Featuring a number of individuals on the verge of making crucial life decisions, The Silence asks whether the power of prayer can help them change their lives.
Tiger Aspect Productions
The fascinating work of the world-renowned Professor Sue Black and her team at the Centre For Anatomy And Human Identification at the University Of Dundee comes under the spotlight in a new documentary series.
Analysing the skeletons of everyday people from across the ages, the team reveals in staggering detail how each person lived his or her life, opening new windows on the history of our forebears by literally fleshing out the person that the skeleton once was.
Much more than just looking at historical remains, the History Cold Case team work on answering three big questions for each skeleton: Who were they? Why did they die? And what does their life story explain that was not known before?
These remarkable stories of everyday people are painstakingly reconstructed, along with faces that haven't been seen for hundreds of years. Skeletons unearthed in a range of circumstances include a bizarre mummy discovered by accident in the cellar of a Victorian house. Travelling all over the UK, the team unravel personal stories from Roman times to the early 20th century.
A Shine Television production
Seeking a model for how to fight and win in the Middle East, the American military is turning to an extraordinary source – Lawrence of Arabia. Today, the writing of Thomas Edward Lawrence is required reading in some US military academies.
But for Rory Stewart, a former soldier and diplomat in post-war Iraq, this surprising story has a darker message: Lawrence might have won his desert war and been hailed a warrior hero, but the political deals that followed fatally undermined his success.
In two films, Rory Stewart explains why he believes that Lawrence, as a result, came to the bitter conclusion that foreign military interventions in the Middle East are fundamentally unworkable and should not take place.
BBC Front Desk Publicity
Museum Of Life is a story of mysteries, dinosaurs, diamonds and audacious attempts to hold back extinction.
As a young man, Jimmy Doherty (Jimmy's Farm) worked as a volunteer at London's Natural History Museum. Now he returns to join the 350 scientists who work with a collection of 70 million objects to try to understand the complexities and resolve some of the problems of the natural world.
As BBC television cameras are granted unprecedented access to the Natural History Museum, vaults are opened, stories unfold and mysteries unravel.
Shot in the museum and locations all over the UK and around the world, Jimmy traces the dramatic, pioneering and often surprising scientific work of a much-loved institution.
BBC Front Desk Publicity
The Descent From The Cross by Rogier van der Weyden has been delighting art lovers for hundreds of years.
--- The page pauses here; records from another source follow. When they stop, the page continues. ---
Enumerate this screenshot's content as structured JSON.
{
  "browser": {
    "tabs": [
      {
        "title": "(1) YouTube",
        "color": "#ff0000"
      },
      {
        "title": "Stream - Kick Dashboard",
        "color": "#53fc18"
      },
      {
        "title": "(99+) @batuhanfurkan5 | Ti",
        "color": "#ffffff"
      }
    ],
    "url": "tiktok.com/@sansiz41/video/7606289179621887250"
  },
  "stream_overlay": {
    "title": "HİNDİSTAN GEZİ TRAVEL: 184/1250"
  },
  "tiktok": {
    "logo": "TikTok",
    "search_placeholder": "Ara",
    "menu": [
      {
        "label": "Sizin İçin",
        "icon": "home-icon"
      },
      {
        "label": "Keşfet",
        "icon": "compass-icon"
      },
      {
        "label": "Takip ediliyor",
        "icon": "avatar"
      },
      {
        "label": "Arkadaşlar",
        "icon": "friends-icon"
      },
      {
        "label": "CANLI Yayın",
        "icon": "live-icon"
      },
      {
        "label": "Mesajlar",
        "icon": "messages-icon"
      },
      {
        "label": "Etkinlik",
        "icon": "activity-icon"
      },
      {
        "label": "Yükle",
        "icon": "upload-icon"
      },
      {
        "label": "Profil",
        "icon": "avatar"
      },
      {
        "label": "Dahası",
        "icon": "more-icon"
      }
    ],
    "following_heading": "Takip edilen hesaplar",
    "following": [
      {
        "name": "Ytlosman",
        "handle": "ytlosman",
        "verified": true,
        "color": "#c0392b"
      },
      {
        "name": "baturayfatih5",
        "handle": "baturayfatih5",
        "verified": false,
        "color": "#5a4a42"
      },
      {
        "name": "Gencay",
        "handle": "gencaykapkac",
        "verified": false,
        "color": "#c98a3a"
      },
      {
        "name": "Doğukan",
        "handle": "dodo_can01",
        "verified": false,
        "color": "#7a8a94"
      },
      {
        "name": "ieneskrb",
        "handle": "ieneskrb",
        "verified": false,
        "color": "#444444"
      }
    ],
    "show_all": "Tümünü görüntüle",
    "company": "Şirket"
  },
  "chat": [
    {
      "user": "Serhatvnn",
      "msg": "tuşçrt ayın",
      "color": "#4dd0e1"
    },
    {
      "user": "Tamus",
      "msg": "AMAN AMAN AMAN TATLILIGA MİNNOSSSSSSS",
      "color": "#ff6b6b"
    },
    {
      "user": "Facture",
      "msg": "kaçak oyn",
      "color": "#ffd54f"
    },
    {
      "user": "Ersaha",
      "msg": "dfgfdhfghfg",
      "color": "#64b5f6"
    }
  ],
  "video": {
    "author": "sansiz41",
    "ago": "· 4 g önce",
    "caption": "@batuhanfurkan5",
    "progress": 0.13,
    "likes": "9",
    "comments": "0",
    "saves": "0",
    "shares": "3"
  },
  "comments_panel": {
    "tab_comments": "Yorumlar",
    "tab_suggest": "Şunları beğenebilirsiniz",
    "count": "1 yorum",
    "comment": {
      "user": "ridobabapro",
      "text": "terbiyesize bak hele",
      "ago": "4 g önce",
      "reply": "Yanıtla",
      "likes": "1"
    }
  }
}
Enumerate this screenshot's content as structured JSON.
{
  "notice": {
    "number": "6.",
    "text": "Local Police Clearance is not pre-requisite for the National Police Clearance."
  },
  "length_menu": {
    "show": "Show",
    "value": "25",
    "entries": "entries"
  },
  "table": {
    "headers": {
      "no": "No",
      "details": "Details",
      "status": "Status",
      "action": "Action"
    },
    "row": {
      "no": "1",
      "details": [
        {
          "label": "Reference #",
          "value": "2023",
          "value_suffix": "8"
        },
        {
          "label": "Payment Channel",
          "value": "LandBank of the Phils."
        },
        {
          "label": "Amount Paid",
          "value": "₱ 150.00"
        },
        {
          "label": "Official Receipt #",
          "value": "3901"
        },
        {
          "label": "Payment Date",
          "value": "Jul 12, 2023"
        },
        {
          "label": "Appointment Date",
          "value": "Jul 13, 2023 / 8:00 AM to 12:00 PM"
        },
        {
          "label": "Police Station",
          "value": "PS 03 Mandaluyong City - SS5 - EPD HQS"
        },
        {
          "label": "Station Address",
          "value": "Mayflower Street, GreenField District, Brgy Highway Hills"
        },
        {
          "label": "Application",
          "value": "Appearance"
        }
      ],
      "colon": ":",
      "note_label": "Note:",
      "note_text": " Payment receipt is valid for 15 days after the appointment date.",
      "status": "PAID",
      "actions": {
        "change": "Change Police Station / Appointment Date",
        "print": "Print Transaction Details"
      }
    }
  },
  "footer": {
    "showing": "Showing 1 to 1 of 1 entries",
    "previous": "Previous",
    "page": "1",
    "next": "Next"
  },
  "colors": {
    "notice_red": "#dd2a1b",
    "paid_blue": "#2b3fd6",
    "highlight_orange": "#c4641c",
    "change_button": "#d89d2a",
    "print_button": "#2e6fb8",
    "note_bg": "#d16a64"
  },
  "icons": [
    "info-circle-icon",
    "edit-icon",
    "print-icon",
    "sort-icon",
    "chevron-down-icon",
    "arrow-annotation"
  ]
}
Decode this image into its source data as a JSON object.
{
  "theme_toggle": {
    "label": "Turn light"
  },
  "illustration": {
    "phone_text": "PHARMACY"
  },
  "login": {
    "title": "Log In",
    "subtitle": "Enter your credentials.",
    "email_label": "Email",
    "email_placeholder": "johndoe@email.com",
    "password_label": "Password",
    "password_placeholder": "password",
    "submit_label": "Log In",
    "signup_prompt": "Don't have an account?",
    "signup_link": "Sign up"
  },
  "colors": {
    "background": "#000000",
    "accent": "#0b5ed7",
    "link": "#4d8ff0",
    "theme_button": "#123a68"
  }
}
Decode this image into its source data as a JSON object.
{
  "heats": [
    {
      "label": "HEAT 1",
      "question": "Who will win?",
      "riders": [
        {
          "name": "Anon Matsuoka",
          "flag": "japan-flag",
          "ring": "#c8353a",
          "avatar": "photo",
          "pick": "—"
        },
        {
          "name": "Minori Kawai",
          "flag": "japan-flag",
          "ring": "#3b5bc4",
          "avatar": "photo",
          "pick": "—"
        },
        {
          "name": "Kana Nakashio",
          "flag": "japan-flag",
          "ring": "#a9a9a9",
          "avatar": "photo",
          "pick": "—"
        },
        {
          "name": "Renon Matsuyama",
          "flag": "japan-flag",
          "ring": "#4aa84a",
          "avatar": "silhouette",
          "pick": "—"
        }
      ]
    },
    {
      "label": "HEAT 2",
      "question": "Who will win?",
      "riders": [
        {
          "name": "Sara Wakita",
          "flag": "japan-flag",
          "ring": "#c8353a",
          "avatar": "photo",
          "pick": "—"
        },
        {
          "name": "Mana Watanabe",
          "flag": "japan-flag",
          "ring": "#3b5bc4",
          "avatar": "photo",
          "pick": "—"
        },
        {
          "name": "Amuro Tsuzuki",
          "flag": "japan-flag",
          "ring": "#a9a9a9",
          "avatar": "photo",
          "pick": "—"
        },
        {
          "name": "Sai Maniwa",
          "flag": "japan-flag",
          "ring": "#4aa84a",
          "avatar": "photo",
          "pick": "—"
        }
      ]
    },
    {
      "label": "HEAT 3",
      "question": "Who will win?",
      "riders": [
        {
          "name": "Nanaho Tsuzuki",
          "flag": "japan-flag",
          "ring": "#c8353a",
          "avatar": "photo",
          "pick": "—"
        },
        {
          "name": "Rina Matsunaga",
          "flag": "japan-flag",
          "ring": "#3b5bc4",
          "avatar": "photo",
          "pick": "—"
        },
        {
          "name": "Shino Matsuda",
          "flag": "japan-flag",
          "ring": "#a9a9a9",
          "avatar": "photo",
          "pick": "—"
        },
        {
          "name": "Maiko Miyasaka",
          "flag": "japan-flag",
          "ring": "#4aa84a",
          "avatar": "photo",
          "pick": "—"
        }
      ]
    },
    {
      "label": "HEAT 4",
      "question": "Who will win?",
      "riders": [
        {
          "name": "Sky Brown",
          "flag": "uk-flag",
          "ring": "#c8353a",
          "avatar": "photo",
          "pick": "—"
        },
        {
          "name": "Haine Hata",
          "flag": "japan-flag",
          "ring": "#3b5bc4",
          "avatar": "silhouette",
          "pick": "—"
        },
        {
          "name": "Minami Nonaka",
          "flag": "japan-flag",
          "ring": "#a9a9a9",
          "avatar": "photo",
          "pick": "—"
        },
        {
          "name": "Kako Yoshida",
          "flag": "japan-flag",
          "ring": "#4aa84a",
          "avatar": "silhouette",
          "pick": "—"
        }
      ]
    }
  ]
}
Susie Nash, Head Of The Renaissance Section of the Courtauld Institute Of Art in London, describes it as "the greatest work of northern art of the 15th century and certainly the most influential", but what is the secret history of this world-renowned painting?
Private Life Of An Easter Masterpiece delves into the turbulent times of this iconic portrayal of Christ, charting its history from its inception and rise to fame, to reportedly surviving a shipwreck and in more recent times becoming one of the first paintings to be featured on Google Earth.
From visual art to music, BBC Two also offers a feast for the ears to mark this religious festival, with Easter At King's. The programme will feature the traditional service for Easter from King's College, Cambridge with music by the world-famous Chapel Choir of King's College and readings by members of the college to mark the Easter story.
Fulmarwest Productions/BBC Productions